■ AIM OF THE TASK
Each record below should appear again exactly as written.

■ PROVIDED DATA
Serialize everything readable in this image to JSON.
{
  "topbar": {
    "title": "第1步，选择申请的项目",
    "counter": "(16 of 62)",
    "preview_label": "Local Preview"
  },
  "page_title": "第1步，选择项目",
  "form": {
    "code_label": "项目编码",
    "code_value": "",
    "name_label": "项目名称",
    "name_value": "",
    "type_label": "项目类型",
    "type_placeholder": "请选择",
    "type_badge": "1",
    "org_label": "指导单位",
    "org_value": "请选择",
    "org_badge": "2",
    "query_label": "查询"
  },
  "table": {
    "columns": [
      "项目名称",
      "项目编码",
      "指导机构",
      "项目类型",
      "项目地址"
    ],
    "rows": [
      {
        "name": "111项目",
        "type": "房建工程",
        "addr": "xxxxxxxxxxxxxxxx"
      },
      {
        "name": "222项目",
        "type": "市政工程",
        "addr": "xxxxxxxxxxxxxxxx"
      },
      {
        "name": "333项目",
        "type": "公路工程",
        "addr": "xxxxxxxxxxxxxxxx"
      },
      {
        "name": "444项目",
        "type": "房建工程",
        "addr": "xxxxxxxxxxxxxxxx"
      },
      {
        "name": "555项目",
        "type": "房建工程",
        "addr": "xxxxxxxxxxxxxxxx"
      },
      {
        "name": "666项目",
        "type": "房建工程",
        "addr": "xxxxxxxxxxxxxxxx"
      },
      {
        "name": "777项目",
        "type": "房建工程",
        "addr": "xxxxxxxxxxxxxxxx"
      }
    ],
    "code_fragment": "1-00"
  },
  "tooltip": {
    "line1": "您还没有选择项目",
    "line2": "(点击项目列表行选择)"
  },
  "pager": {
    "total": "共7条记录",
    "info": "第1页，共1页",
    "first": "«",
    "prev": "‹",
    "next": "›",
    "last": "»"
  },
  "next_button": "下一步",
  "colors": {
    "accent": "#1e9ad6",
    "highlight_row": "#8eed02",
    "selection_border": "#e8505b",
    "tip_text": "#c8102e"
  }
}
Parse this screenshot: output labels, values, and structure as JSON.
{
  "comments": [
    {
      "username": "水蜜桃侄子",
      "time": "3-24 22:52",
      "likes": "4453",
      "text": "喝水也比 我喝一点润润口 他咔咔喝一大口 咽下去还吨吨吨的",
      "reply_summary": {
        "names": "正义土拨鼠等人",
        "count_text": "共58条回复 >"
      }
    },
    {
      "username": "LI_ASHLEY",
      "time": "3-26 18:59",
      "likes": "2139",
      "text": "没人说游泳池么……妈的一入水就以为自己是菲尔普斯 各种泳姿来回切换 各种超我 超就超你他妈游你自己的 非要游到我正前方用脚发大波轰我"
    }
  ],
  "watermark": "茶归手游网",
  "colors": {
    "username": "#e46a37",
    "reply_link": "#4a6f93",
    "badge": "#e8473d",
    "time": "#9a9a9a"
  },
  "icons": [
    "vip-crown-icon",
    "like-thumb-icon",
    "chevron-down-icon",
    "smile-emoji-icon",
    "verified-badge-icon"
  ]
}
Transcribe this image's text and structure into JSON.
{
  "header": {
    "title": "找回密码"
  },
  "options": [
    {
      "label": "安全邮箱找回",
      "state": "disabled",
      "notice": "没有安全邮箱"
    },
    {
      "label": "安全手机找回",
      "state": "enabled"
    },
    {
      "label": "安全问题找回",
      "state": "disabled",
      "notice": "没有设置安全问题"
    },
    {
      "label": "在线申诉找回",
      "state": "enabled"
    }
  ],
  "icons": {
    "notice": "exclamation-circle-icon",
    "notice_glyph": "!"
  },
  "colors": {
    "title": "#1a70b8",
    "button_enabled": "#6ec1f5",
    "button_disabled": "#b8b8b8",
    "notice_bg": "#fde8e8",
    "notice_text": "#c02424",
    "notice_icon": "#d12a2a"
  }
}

■ OUTPUT OF THE TASK
Serialize everything readable in this image to JSON.
{
  "topbar": {
    "title": "第1步，选择申请的项目",
    "counter": "(16 of 62)",
    "preview_label": "Local Preview"
  },
  "page_title": "第1步，选择项目",
  "form": {
    "code_label": "项目编码",
    "code_value": "",
    "name_label": "项目名称",
    "name_value": "",
    "type_label": "项目类型",
    "type_placeholder": "请选择",
    "type_badge": "1",
    "org_label": "指导单位",
    "org_value": "请选择",
    "org_badge": "2",
    "query_label": "查询"
  },
  "table": {
    "columns": [
      "项目名称",
      "项目编码",
      "指导机构",
      "项目类型",
      "项目地址"
    ],
    "rows": [
      {
        "name": "111项目",
        "type": "房建工程",
        "addr": "xxxxxxxxxxxxxxxx"
      },
      {
        "name": "222项目",
        "type": "市政工程",
        "addr": "xxxxxxxxxxxxxxxx"
      },
      {
        "name": "333项目",
        "type": "公路工程",
        "addr": "xxxxxxxxxxxxxxxx"
      },
      {
        "name": "444项目",
        "type": "房建工程",
        "addr": "xxxxxxxxxxxxxxxx"
      },
      {
        "name": "555项目",
        "type": "房建工程",
        "addr": "xxxxxxxxxxxxxxxx"
      },
      {
        "name": "666项目",
        "type": "房建工程",
        "addr": "xxxxxxxxxxxxxxxx"
      },
      {
        "name": "777项目",
        "type": "房建工程",
        "addr": "xxxxxxxxxxxxxxxx"
      }
    ],
    "code_fragment": "1-00"
  },
  "tooltip": {
    "line1": "您还没有选择项目",
    "line2": "(点击项目列表行选择)"
  },
  "pager": {
    "total": "共7条记录",
    "info": "第1页，共1页",
    "first": "«",
    "prev": "‹",
    "next": "›",
    "last": "»"
  },
  "next_button": "下一步",
  "colors": {
    "accent": "#1e9ad6",
    "highlight_row": "#8eed02",
    "selection_border": "#e8505b",
    "tip_text": "#c8102e"
  }
}
Parse this screenshot: output labels, values, and structure as JSON.
{
  "comments": [
    {
      "username": "水蜜桃侄子",
      "time": "3-24 22:52",
      "likes": "4453",
      "text": "喝水也比 我喝一点润润口 他咔咔喝一大口 咽下去还吨吨吨的",
      "reply_summary": {
        "names": "正义土拨鼠等人",
        "count_text": "共58条回复 >"
      }
    },
    {
      "username": "LI_ASHLEY",
      "time": "3-26 18:59",
      "likes": "2139",
      "text": "没人说游泳池么……妈的一入水就以为自己是菲尔普斯 各种泳姿来回切换 各种超我 超就超你他妈游你自己的 非要游到我正前方用脚发大波轰我"
    }
  ],
  "watermark": "茶归手游网",
  "colors": {
    "username": "#e46a37",
    "reply_link": "#4a6f93",
    "badge": "#e8473d",
    "time": "#9a9a9a"
  },
  "icons": [
    "vip-crown-icon",
    "like-thumb-icon",
    "chevron-down-icon",
    "smile-emoji-icon",
    "verified-badge-icon"
  ]
}
Transcribe this image's text and structure into JSON.
{
  "header": {
    "title": "找回密码"
  },
  "options": [
    {
      "label": "安全邮箱找回",
      "state": "disabled",
      "notice": "没有安全邮箱"
    },
    {
      "label": "安全手机找回",
      "state": "enabled"
    },
    {
      "label": "安全问题找回",
      "state": "disabled",
      "notice": "没有设置安全问题"
    },
    {
      "label": "在线申诉找回",
      "state": "enabled"
    }
  ],
  "icons": {
    "notice": "exclamation-circle-icon",
    "notice_glyph": "!"
  },
  "colors": {
    "title": "#1a70b8",
    "button_enabled": "#6ec1f5",
    "button_disabled": "#b8b8b8",
    "notice_bg": "#fde8e8",
    "notice_text": "#c02424",
    "notice_icon": "#d12a2a"
  }
}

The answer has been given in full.